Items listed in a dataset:
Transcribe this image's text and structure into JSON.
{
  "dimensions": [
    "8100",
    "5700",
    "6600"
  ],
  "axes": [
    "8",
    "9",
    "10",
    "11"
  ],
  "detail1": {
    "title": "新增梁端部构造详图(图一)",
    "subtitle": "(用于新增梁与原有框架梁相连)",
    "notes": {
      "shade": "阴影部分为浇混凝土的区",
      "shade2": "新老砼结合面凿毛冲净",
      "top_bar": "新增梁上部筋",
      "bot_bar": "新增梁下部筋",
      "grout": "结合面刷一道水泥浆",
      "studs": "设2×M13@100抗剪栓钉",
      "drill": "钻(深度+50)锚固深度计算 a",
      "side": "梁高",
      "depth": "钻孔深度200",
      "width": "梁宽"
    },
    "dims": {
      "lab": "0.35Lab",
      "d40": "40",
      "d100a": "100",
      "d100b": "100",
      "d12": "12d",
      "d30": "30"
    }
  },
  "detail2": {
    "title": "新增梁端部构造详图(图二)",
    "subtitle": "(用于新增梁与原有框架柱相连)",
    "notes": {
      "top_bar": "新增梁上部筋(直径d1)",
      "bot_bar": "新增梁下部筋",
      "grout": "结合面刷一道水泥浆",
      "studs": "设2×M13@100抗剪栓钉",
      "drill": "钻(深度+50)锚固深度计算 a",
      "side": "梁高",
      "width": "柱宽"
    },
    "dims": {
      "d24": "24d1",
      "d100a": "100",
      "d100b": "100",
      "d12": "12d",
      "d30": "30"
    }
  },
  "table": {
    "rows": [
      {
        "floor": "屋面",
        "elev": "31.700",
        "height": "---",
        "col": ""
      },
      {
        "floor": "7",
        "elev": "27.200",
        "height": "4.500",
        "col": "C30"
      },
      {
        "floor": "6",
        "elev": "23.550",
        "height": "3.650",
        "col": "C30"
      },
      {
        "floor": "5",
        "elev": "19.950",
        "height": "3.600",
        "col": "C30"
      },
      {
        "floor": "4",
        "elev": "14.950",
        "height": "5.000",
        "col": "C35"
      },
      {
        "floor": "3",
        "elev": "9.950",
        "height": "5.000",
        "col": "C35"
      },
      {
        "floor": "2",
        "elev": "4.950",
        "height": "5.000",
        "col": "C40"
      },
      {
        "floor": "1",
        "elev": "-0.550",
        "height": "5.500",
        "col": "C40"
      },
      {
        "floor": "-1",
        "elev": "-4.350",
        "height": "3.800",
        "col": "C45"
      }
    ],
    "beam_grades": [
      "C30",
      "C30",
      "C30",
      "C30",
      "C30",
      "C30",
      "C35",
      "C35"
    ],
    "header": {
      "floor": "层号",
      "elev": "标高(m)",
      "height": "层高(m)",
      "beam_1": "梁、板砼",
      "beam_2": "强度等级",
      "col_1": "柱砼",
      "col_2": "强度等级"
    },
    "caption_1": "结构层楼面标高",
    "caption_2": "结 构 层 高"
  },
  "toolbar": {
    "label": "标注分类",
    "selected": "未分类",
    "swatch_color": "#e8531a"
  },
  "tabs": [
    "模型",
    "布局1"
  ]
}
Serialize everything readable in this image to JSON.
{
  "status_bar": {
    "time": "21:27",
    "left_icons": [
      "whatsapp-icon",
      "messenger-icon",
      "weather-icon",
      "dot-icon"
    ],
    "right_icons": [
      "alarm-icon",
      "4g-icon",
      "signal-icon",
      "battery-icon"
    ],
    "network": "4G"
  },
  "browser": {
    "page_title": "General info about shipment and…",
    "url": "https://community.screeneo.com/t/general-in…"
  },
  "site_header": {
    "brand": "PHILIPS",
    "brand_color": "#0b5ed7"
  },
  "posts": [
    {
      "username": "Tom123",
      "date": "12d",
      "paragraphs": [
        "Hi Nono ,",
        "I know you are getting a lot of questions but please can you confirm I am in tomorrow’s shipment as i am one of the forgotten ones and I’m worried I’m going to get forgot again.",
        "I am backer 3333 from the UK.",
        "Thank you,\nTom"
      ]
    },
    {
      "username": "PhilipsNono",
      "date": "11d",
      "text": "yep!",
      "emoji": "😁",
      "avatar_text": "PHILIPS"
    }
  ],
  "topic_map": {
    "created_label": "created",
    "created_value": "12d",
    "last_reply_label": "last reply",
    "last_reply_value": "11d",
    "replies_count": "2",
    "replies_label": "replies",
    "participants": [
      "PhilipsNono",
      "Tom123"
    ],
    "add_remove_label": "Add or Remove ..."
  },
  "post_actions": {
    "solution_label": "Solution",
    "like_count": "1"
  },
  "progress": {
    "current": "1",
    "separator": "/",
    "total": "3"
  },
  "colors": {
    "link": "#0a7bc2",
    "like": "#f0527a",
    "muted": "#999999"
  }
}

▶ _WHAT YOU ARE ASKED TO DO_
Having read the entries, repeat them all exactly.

▶ _WRITTEN SOLUTION_
Transcribe this image's text and structure into JSON.
{
  "dimensions": [
    "8100",
    "5700",
    "6600"
  ],
  "axes": [
    "8",
    "9",
    "10",
    "11"
  ],
  "detail1": {
    "title": "新增梁端部构造详图(图一)",
    "subtitle": "(用于新增梁与原有框架梁相连)",
    "notes": {
      "shade": "阴影部分为浇混凝土的区",
      "shade2": "新老砼结合面凿毛冲净",
      "top_bar": "新增梁上部筋",
      "bot_bar": "新增梁下部筋",
      "grout": "结合面刷一道水泥浆",
      "studs": "设2×M13@100抗剪栓钉",
      "drill": "钻(深度+50)锚固深度计算 a",
      "side": "梁高",
      "depth": "钻孔深度200",
      "width": "梁宽"
    },
    "dims": {
      "lab": "0.35Lab",
      "d40": "40",
      "d100a": "100",
      "d100b": "100",
      "d12": "12d",
      "d30": "30"
    }
  },
  "detail2": {
    "title": "新增梁端部构造详图(图二)",
    "subtitle": "(用于新增梁与原有框架柱相连)",
    "notes": {
      "top_bar": "新增梁上部筋(直径d1)",
      "bot_bar": "新增梁下部筋",
      "grout": "结合面刷一道水泥浆",
      "studs": "设2×M13@100抗剪栓钉",
      "drill": "钻(深度+50)锚固深度计算 a",
      "side": "梁高",
      "width": "柱宽"
    },
    "dims": {
      "d24": "24d1",
      "d100a": "100",
      "d100b": "100",
      "d12": "12d",
      "d30": "30"
    }
  },
  "table": {
    "rows": [
      {
        "floor": "屋面",
        "elev": "31.700",
        "height": "---",
        "col": ""
      },
      {
        "floor": "7",
        "elev": "27.200",
        "height": "4.500",
        "col": "C30"
      },
      {
        "floor": "6",
        "elev": "23.550",
        "height": "3.650",
        "col": "C30"
      },
      {
        "floor": "5",
        "elev": "19.950",
        "height": "3.600",
        "col": "C30"
      },
      {
        "floor": "4",
        "elev": "14.950",
        "height": "5.000",
        "col": "C35"
      },
      {
        "floor": "3",
        "elev": "9.950",
        "height": "5.000",
        "col": "C35"
      },
      {
        "floor": "2",
        "elev": "4.950",
        "height": "5.000",
        "col": "C40"
      },
      {
        "floor": "1",
        "elev": "-0.550",
        "height": "5.500",
        "col": "C40"
      },
      {
        "floor": "-1",
        "elev": "-4.350",
        "height": "3.800",
        "col": "C45"
      }
    ],
    "beam_grades": [
      "C30",
      "C30",
      "C30",
      "C30",
      "C30",
      "C30",
      "C35",
      "C35"
    ],
    "header": {
      "floor": "层号",
      "elev": "标高(m)",
      "height": "层高(m)",
      "beam_1": "梁、板砼",
      "beam_2": "强度等级",
      "col_1": "柱砼",
      "col_2": "强度等级"
    },
    "caption_1": "结构层楼面标高",
    "caption_2": "结 构 层 高"
  },
  "toolbar": {
    "label": "标注分类",
    "selected": "未分类",
    "swatch_color": "#e8531a"
  },
  "tabs": [
    "模型",
    "布局1"
  ]
}
Serialize everything readable in this image to JSON.
{
  "status_bar": {
    "time": "21:27",
    "left_icons": [
      "whatsapp-icon",
      "messenger-icon",
      "weather-icon",
      "dot-icon"
    ],
    "right_icons": [
      "alarm-icon",
      "4g-icon",
      "signal-icon",
      "battery-icon"
    ],
    "network": "4G"
  },
  "browser": {
    "page_title": "General info about shipment and…",
    "url": "https://community.screeneo.com/t/general-in…"
  },
  "site_header": {
    "brand": "PHILIPS",
    "brand_color": "#0b5ed7"
  },
  "posts": [
    {
      "username": "Tom123",
      "date": "12d",
      "paragraphs": [
        "Hi Nono ,",
        "I know you are getting a lot of questions but please can you confirm I am in tomorrow’s shipment as i am one of the forgotten ones and I’m worried I’m going to get forgot again.",
        "I am backer 3333 from the UK.",
        "Thank you,\nTom"
      ]
    },
    {
      "username": "PhilipsNono",
      "date": "11d",
      "text": "yep!",
      "emoji": "😁",
      "avatar_text": "PHILIPS"
    }
  ],
  "topic_map": {
    "created_label": "created",
    "created_value": "12d",
    "last_reply_label": "last reply",
    "last_reply_value": "11d",
    "replies_count": "2",
    "replies_label": "replies",
    "participants": [
      "PhilipsNono",
      "Tom123"
    ],
    "add_remove_label": "Add or Remove ..."
  },
  "post_actions": {
    "solution_label": "Solution",
    "like_count": "1"
  },
  "progress": {
    "current": "1",
    "separator": "/",
    "total": "3"
  },
  "colors": {
    "link": "#0a7bc2",
    "like": "#f0527a",
    "muted": "#999999"
  }
}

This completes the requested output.